Maybe it's all Trap's fault, but international football just leaves me cold
I was having a word with this paper's football correspondent Daniel McDonnell as he was leaving OTB towers Monday night. He was discussing his enduring love for international football as Martin O'Neill prepares for his third gig as Ireland gaffer tonight.
I was surprised; I no longer share his passion.

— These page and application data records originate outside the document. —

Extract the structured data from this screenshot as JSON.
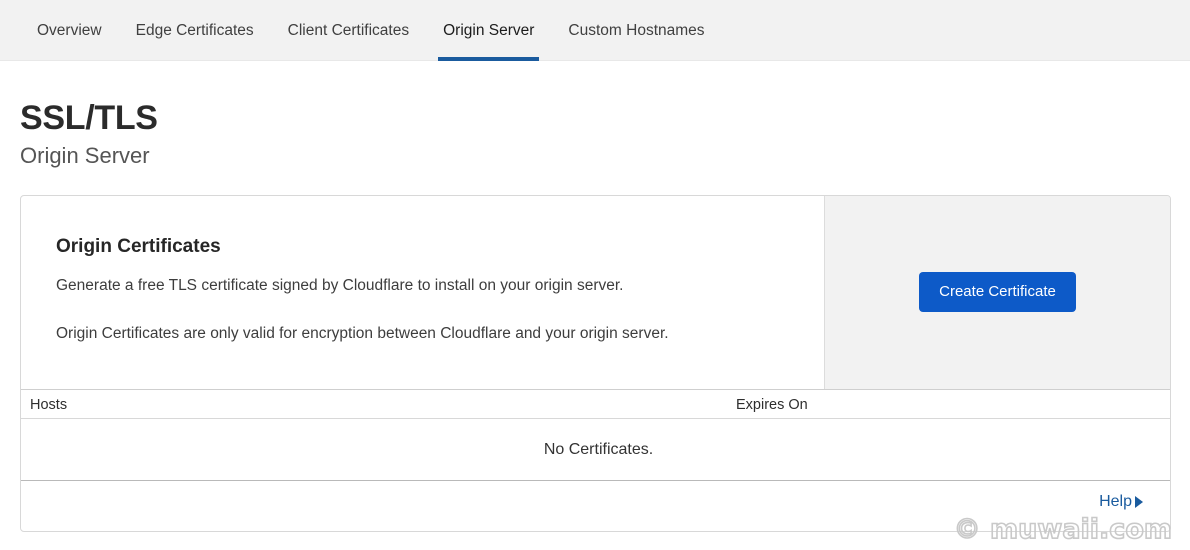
{
  "navbar": {
    "tabs": [
      {
        "label": "Overview",
        "active": false
      },
      {
        "label": "Edge Certificates",
        "active": false
      },
      {
        "label": "Client Certificates",
        "active": false
      },
      {
        "label": "Origin Server",
        "active": true
      },
      {
        "label": "Custom Hostnames",
        "active": false
      }
    ]
  },
  "page": {
    "title": "SSL/TLS",
    "subtitle": "Origin Server"
  },
  "card": {
    "heading": "Origin Certificates",
    "description_line_1": "Generate a free TLS certificate signed by Cloudflare to install on your origin server.",
    "description_line_2": "Origin Certificates are only valid for encryption between Cloudflare and your origin server.",
    "create_button_label": "Create Certificate",
    "table": {
      "columns": [
        "Hosts",
        "Expires On"
      ],
      "rows": [],
      "empty_message": "No Certificates."
    },
    "footer": {
      "help_label": "Help",
      "help_arrow_icon": "triangle-right-icon"
    }
  },
  "watermark": {
    "text": "© muwaii.com"
  },
  "colors": {
    "accent_blue": "#0d5ac8",
    "tab_underline": "#1a5b9e",
    "navbar_bg": "#f2f2f2",
    "panel_bg": "#f2f2f2",
    "card_border": "#d8d8d8"
  }
}
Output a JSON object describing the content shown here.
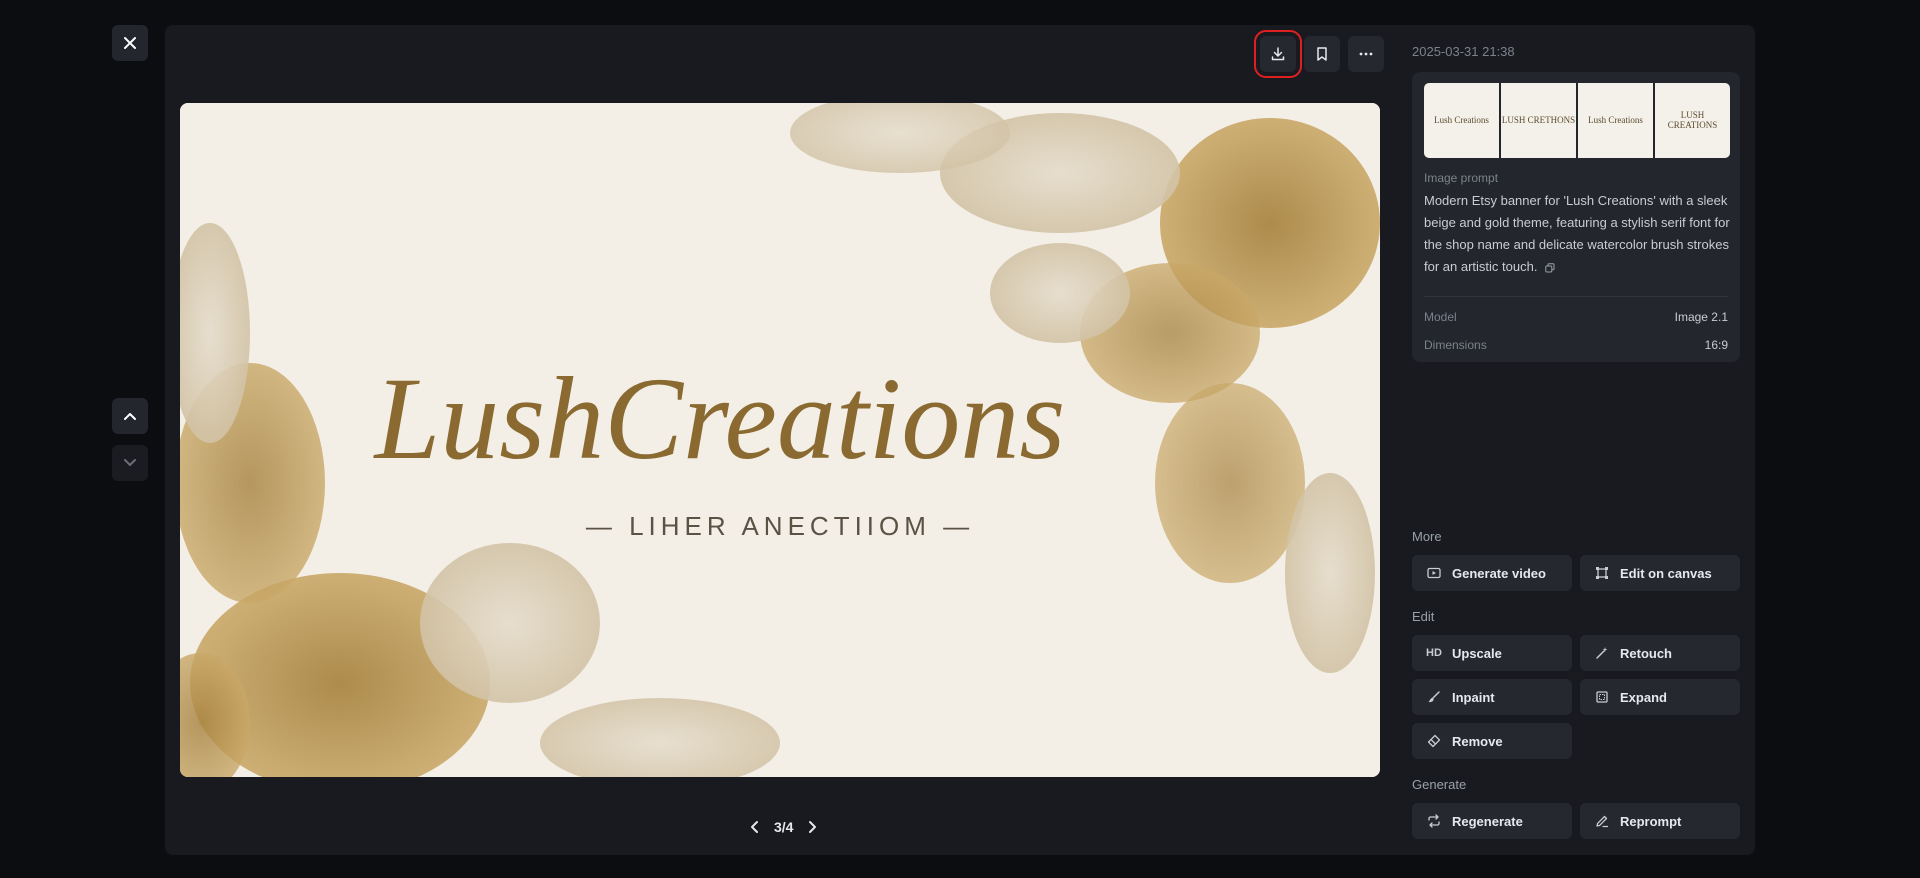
{
  "pager": {
    "text": "3/4"
  },
  "side": {
    "timestamp": "2025-03-31 21:38",
    "thumbnails": [
      "Lush Creations",
      "LUSH CRETHONS",
      "Lush Creations",
      "LUSH CREATIONS"
    ],
    "prompt_label": "Image prompt",
    "prompt_text": "Modern Etsy banner for 'Lush Creations' with a sleek beige and gold theme, featuring a stylish serif font for the shop name and delicate watercolor brush strokes for an artistic touch.",
    "meta": [
      {
        "label": "Model",
        "value": "Image 2.1"
      },
      {
        "label": "Dimensions",
        "value": "16:9"
      }
    ]
  },
  "banner": {
    "title": "LushCreations",
    "subtitle": "— LIHER   ANECTIIOM —"
  },
  "sections": {
    "more": {
      "title": "More",
      "buttons": [
        "Generate video",
        "Edit on canvas"
      ]
    },
    "edit": {
      "title": "Edit",
      "buttons": [
        "Upscale",
        "Retouch",
        "Inpaint",
        "Expand",
        "Remove"
      ]
    },
    "generate": {
      "title": "Generate",
      "buttons": [
        "Regenerate",
        "Reprompt"
      ]
    }
  },
  "icons": {
    "hd": "HD"
  },
  "colors": {
    "highlight": "#e02020",
    "panel": "#181a1f",
    "button": "#25282f"
  }
}
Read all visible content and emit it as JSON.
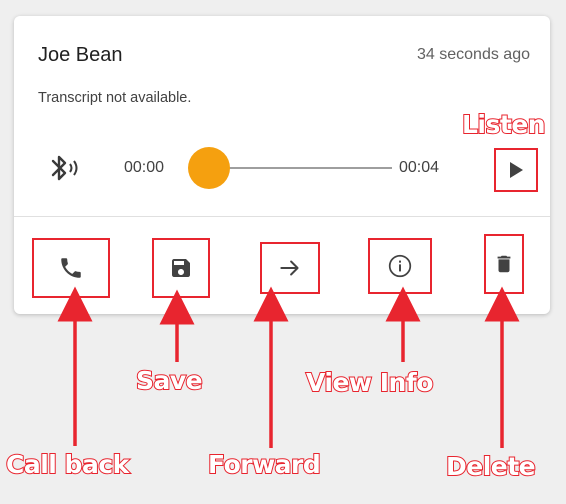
{
  "voicemail": {
    "caller_name": "Joe Bean",
    "time_ago": "34 seconds ago",
    "transcript": "Transcript not available."
  },
  "player": {
    "position": "00:00",
    "duration": "00:04",
    "progress_fraction": 0.0,
    "audio_output_icon": "bluetooth-audio-icon",
    "play_icon": "play-icon"
  },
  "actions": [
    {
      "id": "call-back",
      "icon": "phone-icon"
    },
    {
      "id": "save",
      "icon": "floppy-disk-icon"
    },
    {
      "id": "forward",
      "icon": "arrow-right-icon"
    },
    {
      "id": "view-info",
      "icon": "info-icon"
    },
    {
      "id": "delete",
      "icon": "trash-icon"
    }
  ],
  "callouts": {
    "listen": "Listen",
    "save": "Save",
    "view_info": "View Info",
    "call_back": "Call back",
    "forward": "Forward",
    "delete": "Delete"
  },
  "colors": {
    "annotation": "#e8252f",
    "slider_thumb": "#f5a00f",
    "background": "#efefef"
  }
}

Maybe it's just the scars of the last decade of watching the Boys in Green or perhaps Ireland's exclusion from June's big samba party in Brazil, but I've begun to loathe international football.
Serbia roll into the Aviva and it's all set up for an evenly fought 1-1 draw with a few eye-catching individual flourishes, the odd flare in the crowd and 90 minutes of pedestrian football starring 22 men trying their hardest not to injure themselves.
I'd deluded myself into thinking it was a symptom of Giovanni Trapattoni's iron fist, but Ireland's 0-0 draw in Poznan in November was one of the most forgettable matches of football ever played.
In fact, outside of Germany and Spain, there's a malaise across Europe: France and Holland are riven by division, Portugal surprisingly dour and England under Roy Hodgson too anodyne to even inspire a negative reaction. Only Belgium give me hope, and can you ever really have much hope for Belgium?
So what then for the World Cup? I am putting my faith in South American countries – Columbia, Chile, Uruguay – to inject the anarchic soul of their continent's football into the tournament, and woo me back to international football.